- “A patient went without their Digoxin for a week due to the high co-pay resulting from entering the donut hole.”
- “Doxycycline in donut hole had to be changed to different (cheaper) antibiotic. Three-day turnaround.”
- “Many doctors had switched patients to Pravastatin because it was less expensive and now it’s more than most other cholesterol meds. Doctors are confused and don’t know how to help patients because they can’t keep up with how fast the market is changing.”
I’m sure you each have had similar experiences with your patients and with various generic drugs. Here are the drugs our respondents cited most frequently: Benazepril, Clomipramine, Digoxin, Divalproex, Doxycycline, Budesonide, Haloperidol, Levothyroxine, Methylphenidate, Morphine, Nystatin/Triamcinolone, Pravastatin, and Tizanidine. There likely are more egregious examples—or soon will be.
Drug pricing is not an area that lends itself to easy solutions. Nevertheless, timely reimbursement payments that reflect current market conditions should be easy, but we all know that it isn’t. PBMs are going to have to be forced to play fair.
One way to achieve balance in this one-sided business relationship is through state Maximum Allowable Cost (MAC) legislation. Last year five states passed MAC legislation which is a great start, however, even more states will need to be ready to introduce MAC legislation in 2014 that addresses the ridiculous delays in updating prescription drug payments. These updates are taking an average of 6-8 weeks. In this day and age is there any reason updates cannot be done in 6-8 seconds?
The PBMs fight hard and are not afraid to use whatever tactics necessary. The MAC legislation battles last year were ugly and I have no doubt that as you read this the giant PBMs are plotting their strategy to combat or water down MAC state legislation.

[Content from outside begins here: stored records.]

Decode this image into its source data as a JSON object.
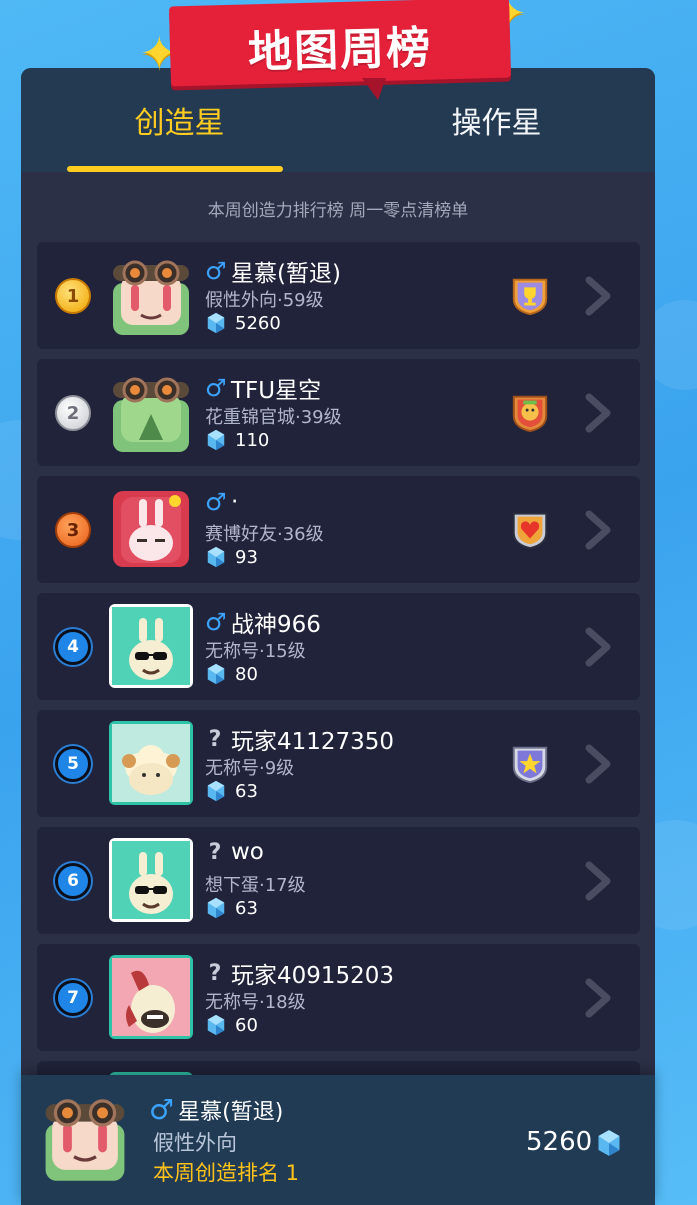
{
  "banner": {
    "title": "地图周榜"
  },
  "tabs": [
    {
      "label": "创造星",
      "active": true
    },
    {
      "label": "操作星",
      "active": false
    }
  ],
  "subtitle": "本周创造力排行榜 周一零点清榜单",
  "colors": {
    "accent": "#ffcc1f",
    "panel": "#2c3047",
    "row": "#21233a",
    "male": "#3ba3ff",
    "rank_blue": "#1f86e8",
    "ribbon": "#e5213a"
  },
  "rows": [
    {
      "rank": "1",
      "gender": "♂",
      "name": "星慕(暂退)",
      "sub": "假性外向·59级",
      "score": "5260",
      "badge": "trophy-badge-icon",
      "avatar": "goggles-bunny-avatar"
    },
    {
      "rank": "2",
      "gender": "♂",
      "name": "TFU星空",
      "sub": "花重锦官城·39级",
      "score": "110",
      "badge": "lion-badge-icon",
      "avatar": "goggles-dino-avatar"
    },
    {
      "rank": "3",
      "gender": "♂",
      "name": "·",
      "sub": "赛博好友·36级",
      "score": "93",
      "badge": "heart-badge-icon",
      "avatar": "red-bunny-avatar"
    },
    {
      "rank": "4",
      "gender": "♂",
      "name": "战神966",
      "sub": "无称号·15级",
      "score": "80",
      "badge": "",
      "avatar": "sunglasses-bunny-avatar"
    },
    {
      "rank": "5",
      "gender": "?",
      "name": "玩家41127350",
      "sub": "无称号·9级",
      "score": "63",
      "badge": "star-badge-icon",
      "avatar": "sheep-avatar"
    },
    {
      "rank": "6",
      "gender": "?",
      "name": "wo",
      "sub": "想下蛋·17级",
      "score": "63",
      "badge": "",
      "avatar": "sunglasses-bunny-avatar"
    },
    {
      "rank": "7",
      "gender": "?",
      "name": "玩家40915203",
      "sub": "无称号·18级",
      "score": "60",
      "badge": "",
      "avatar": "horse-avatar"
    }
  ],
  "footer": {
    "gender": "♂",
    "name": "星慕(暂退)",
    "tag": "假性外向",
    "rank_text": "本周创造排名 1",
    "score": "5260"
  }
}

NCPA has provided model legislation to states. We will again support the efforts of your state association and other state-based entities ready to pass legislation that would simply begin to provide balance to a one-sided relationship harmful to your community’s small businesses and its citizens. If the fight comes to your state in 2014, be ready to put up your dukes!
I have often spoke of pharmacy in the 60′s… nearly no generics and wholesale prices so stable that typically a RPH had the cost of popular items memorized.. There was a pricing guide RED BOOK and BLUE BOOK.. which were published ONCE A YEAR..
Then came the early 70′s and Nixon’s price freeze on retail prices on all products and the push of MAC’s by Congress. Price increases started coming so fast and furious that a very smart RPH – Bruce Laugherty (sp) from Indianapolis… created Medi-span… at first furnishing a monthly paper guide of price increases.. eventually each monthly issue contained dozens of pages to help the pharmacy community to keep track of the tsunami of price increases.
As the per-cent of generic utilization increased, pharmacy could count on the brand name drugs having massive price increases during the last couple of years of their patents.
Seemingly, the generic industry tried to see who could make a particular generic at the lowest price. More and more generics became produced off shores and the industry began consolidating during the 2000- 2010 period.
Then we had all the issues of shortages…
Now it would appear that with the generic utilization in the mid-high 80′s and consolidation continues until we have only one or two sources for a particular generic and the wholesale prices of these generics are going thru the roof.
You know if the number of generics with dramatic price increases continues and as Obamacare comes on line… Congress is not going to sit on their hands… Could this be just one more reason for Congress to justify a single payor system and medications being put out to bid.. like the Canadian system ?
BUT.. how many pts are going to be harmed in the meantime.. when they get the shock of their life of the real price of their medication when they hit the “donut hole ” and cannot afford their necessary medications ?